Chapter 4: The Construction Process of Segmental Bridges
After having considered the loads and restraints, i.e. all actions, two elements remain to be discussed. The geometry of the structural system itself is developing continuously with progress of construction depending in a manner that depends on the erection method and needs to be considered. Incomplete structures, e.g. the cantilever beam prior to midspan closure for continuity are inherently weaker than in the finished state because of less structural redundancy. All these different construction stages need to be analyzed as a combination of load cases and the resistance of the structure at that construction stage for structural safety.
Apart from that structural resistance the material resistance may also be weaker than in the final state. Especially for cast-in-place segmental bridges the still young concrete usually has not developed its full specified strength when it is being prestressed and loaded with more segments for quick erection.
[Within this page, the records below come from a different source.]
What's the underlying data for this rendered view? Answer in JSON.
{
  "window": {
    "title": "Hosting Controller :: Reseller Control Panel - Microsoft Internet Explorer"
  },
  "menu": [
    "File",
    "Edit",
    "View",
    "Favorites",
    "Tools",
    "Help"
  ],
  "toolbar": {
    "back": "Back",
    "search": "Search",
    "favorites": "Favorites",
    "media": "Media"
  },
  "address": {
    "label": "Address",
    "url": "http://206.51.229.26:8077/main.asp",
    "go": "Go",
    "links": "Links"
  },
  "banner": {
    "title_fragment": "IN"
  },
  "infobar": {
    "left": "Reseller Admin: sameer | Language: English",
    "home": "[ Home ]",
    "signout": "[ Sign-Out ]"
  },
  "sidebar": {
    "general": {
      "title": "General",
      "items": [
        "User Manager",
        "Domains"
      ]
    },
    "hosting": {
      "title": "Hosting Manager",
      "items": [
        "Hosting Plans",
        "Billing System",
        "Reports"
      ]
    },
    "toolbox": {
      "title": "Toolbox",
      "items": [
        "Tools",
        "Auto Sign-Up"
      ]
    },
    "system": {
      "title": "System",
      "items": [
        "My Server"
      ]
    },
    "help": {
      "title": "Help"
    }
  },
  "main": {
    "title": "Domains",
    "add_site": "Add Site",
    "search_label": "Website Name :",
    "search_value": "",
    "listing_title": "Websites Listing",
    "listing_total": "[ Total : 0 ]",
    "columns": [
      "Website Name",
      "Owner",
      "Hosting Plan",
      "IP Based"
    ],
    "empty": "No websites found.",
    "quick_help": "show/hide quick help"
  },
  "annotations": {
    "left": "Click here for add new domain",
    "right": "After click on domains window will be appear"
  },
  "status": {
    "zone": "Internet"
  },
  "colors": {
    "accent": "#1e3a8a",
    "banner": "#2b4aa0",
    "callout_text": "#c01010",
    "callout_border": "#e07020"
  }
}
The structural resistance and material resistance can also be understood as the two components of structural safety, namely strength and stability, as outlined in Section 3.1.3.
Summarizing, stresses induced by construction loads may be higher than those from service loads as the incomplete structural system is mostly different and weaker than finished structures, concrete has not gained full strength, and the boundary conditions may be different from the service state. In other words, the great importance of construction stages lies in the criticality that results from the still low structural and material resistance, while loads may be actually more adverse and boundary conditions different.
188.8.131.52 The Zilwaukee Bridge
Underestimating the construction loads and their effects on the unfinished structure caused several accidents and failures of bridge structures under construction in the past. An example for an accident of a bridge under construction is provided by Anon. (1988), who describes construction of the Zilwaukee Bridge in Michigan. The new bridge provided a replacement an old drawbridge on Interstate I-75 that was necessary because of growing traffic. According to Anon. (1988, p69), the Michigan Department of Transportation (MDOT) made plans for both